When people are asked about why they "do genealogy" a frequent response is to get a sense of who they are and where they or their ancestors came from. They are seeking an identity. Identity comes from many places and aspects of our lives, one of which is culture. Here in the United States I would say I am "Californian" which has cultural similarities with the rest of the country (despite what you might think). However, when in Europe, I always said I was an "American." I often thought that these identities came from living in these places and experiencing, more or less, the same things as my friends and family.
This TedTalk by Annie Murphy Paul suggests we learn much about the world before we are even born. If you've read The Handmaid's Tale, the concept of learning in the womb, and how it could impact the lives of women, is kind of scary. On the other hand, it's fascinating in the context of cultural transmission because Paul argues that while in the womb we learn our mother's accent, her favorite foods, and her favorite music. In essence, we start learning our culture before we are even born. Her theory may go some way to helping to explain the persistence (or not) of immigrant communities.
Perhaps, I didn't learn all about being an American by living here. Maybe being a cultural American started before I was born because of they way my parents spoke and because my mom ate basic American foods, like meat and potatoes.

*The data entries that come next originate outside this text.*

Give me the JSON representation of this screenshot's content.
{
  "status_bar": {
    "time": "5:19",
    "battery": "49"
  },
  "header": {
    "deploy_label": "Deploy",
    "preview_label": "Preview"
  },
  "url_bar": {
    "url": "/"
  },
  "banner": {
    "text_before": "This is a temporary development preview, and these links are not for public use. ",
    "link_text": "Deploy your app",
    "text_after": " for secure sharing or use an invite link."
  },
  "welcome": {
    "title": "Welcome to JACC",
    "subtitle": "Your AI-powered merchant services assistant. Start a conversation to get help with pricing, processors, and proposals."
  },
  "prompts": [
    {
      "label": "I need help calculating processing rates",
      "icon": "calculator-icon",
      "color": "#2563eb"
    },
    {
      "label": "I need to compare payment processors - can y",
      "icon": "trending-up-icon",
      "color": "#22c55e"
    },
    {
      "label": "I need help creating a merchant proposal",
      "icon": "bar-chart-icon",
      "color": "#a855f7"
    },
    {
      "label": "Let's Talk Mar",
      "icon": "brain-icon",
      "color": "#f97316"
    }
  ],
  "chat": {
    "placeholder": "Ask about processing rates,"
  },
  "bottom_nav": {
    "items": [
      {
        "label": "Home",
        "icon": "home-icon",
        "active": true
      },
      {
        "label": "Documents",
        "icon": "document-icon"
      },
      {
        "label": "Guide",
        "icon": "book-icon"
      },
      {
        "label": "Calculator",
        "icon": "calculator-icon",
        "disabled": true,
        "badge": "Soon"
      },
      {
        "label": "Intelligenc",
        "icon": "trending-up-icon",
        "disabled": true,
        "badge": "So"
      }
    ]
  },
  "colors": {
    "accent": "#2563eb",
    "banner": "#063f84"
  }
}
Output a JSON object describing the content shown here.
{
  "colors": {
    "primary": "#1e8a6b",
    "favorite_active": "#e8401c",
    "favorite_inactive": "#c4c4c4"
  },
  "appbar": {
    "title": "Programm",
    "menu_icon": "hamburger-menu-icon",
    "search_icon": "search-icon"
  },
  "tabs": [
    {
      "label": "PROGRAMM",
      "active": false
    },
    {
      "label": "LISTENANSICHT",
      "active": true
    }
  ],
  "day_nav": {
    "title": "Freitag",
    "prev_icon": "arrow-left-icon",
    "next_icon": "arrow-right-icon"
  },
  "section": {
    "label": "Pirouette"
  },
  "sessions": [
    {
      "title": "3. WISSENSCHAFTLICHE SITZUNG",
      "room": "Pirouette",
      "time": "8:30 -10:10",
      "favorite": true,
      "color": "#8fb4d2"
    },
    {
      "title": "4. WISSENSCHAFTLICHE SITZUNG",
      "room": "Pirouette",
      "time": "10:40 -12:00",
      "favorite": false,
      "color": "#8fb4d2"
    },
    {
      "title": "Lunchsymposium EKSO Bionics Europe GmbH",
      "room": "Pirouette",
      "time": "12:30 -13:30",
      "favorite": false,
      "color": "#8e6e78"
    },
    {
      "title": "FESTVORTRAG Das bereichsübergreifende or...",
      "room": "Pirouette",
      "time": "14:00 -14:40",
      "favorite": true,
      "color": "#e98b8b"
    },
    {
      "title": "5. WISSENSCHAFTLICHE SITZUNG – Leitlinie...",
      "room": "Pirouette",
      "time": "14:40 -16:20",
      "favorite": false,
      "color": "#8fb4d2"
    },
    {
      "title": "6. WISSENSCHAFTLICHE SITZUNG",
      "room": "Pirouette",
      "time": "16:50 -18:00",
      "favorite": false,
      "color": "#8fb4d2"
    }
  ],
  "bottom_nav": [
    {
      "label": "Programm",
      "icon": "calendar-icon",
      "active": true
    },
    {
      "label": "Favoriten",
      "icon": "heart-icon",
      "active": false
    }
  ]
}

If you want to learn more read Annie Paul's book Origins: How the Nine Months Before Birth Shape the Rest of Our Lives. I've not read it, but it is on my wish list.
nb. This post originally appeared as "Cultural Education before Birth" on The Historian's Family in March 2014.